Starring: Rupert Grint, Julie Walters, Laura Linney, Nicholas Farrell, Oliver Milburn, Tamsin Egerton, Michelle Duncan, and Jim Norton
Release Date(s): USA – October 13th, 2006. UK – September 8th, 2006. Brazil – Early 2007. South and Central America – Early 2007. Thailand – Late 2006.
Contries Released In: US, Canada, UK, Ireland, Australia, Thailand, Brazil, Peru, Ecuador, Bolivia, Colombia, Argentina, Chile, Uruguay, Paraguay, and Central America.
Festivals: Dublin International, Tribeca, The Cannes, Moscow International Film Festival (DL won four awards there: Best Film in Competition (Jury, Russian Guild of Film Critics); Audience Award, Best Film in Main Competition (exit poll vote); Special Prize, Golden St. George Film (Grand Jury); Best Actress, Silver St. George for Ms. Julie Walters), Jerusalem Film Festival, Galway, Edinburg Film Festival, and Seaward Chichester Film Festival.
Synopsis: The Graduate meets Harold And Maude in this rites of passage comedy with yet another dreary school holiday coming around for the shy and downtrodden Ben (RUPERT GRINT).
Seventeen years of living in an absurdly conservative and traditional household with his highly-strung and overbearing mother and quiet, mild mannered vicar father have taken its toll on young Ben.
Driving Lessons tells the story of Ben (Harry Potter’s Rupert Grint), a terribly shy seventeen year old, who lives with his hypocritical Jesus-freak mother (an effectively bitchy Laura Linney) and too-quiet vicar father (Nicholas Farrell). Ben goes to work for once-celebrated actress Evie (Julie Walters) and slowly begins to bond with this passionate, whirlwind of a woman.
Ben’s initial apathy shocks Evie: “For a boy of seventeen you have a lamentable lack of curiosity!” But Ben soon finds himself entranced by her and the two embark on an oddball friendship that leads to both finding out certain important personal truths about themselves.
Learning to drive is the metaphor used to illustrate Ben’s journey. From a passive youngster bullied into playing a Eucalypt tree in his mother’s church play to the mature young man sprouting poetry by starlight and taking his destiny into his own hands, his unexpected driving lessons advances him great distances – literally and figuratively.
Ben: Remember I’m a poet too Evie, I understand the power of words.
Ben: God. Is. love.
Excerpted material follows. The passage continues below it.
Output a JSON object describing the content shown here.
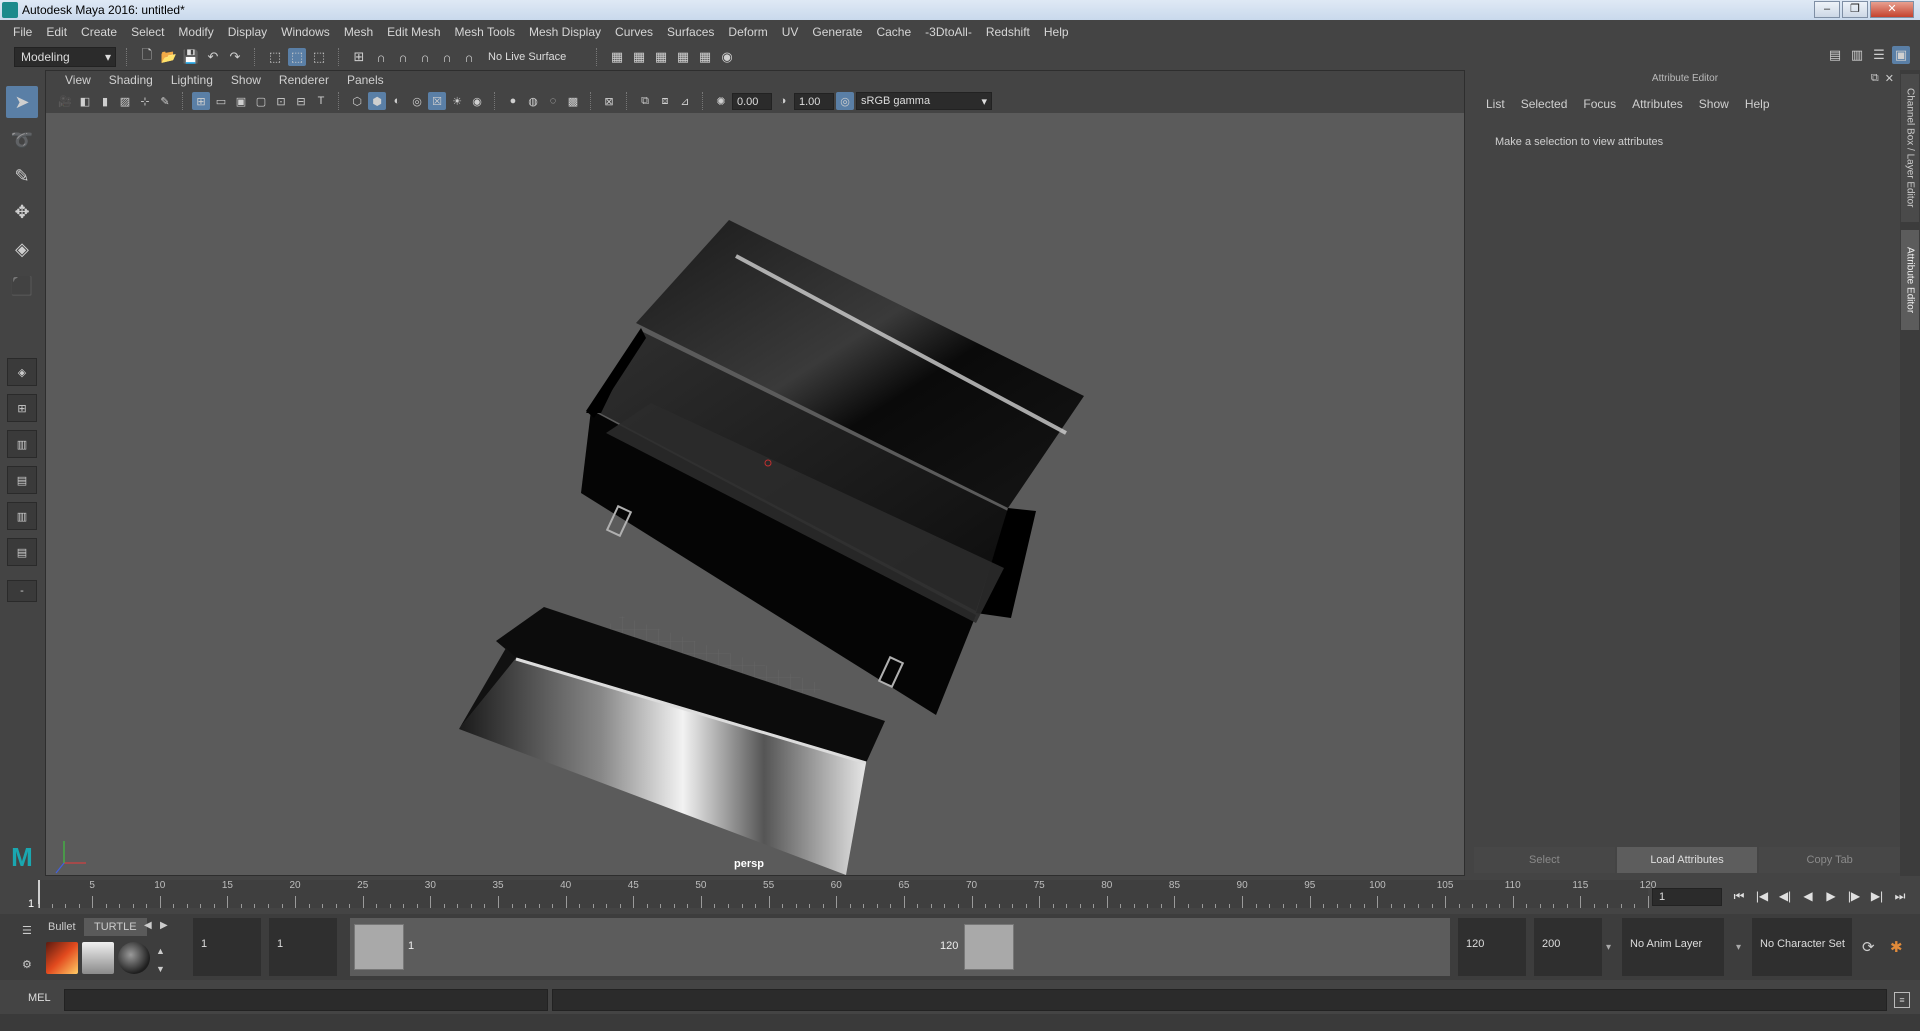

Sarah: You’re very angry, aren’t you? Don’t be. You’re still God’s gift. Every day God gives us is a gift. That’s why we call it the present.
Ben: Fuck off, Sarah.
|Director Jeremy Brock chose Rupert Grint for the leading role was because he felt that he had been underused in the third and fourth installments of the Harry Potter franchise.|
|Screenwriter Jeremy Brock was reportedly inspired by his own teenage experiences working for Dame Peggy Ashcroft.|
|When filming, Rupert Grint was only 16 which meant it was illegal for him to drive (the legal age in the UK is 17), so they had to film his driving scenes in private roads.|
|Continuity: When Evie and Ben are looking at the lake it is flat calm. When the camera looks at them the lake behind has waves.|
|Factual errors: The bird that they look up at isn’t a Skylark but a Swallow.|
|Continuity: During the initial Edinburgh scenes, the background changes from raining to cloudy to almost clear, to rainy, all basically within the same shot.|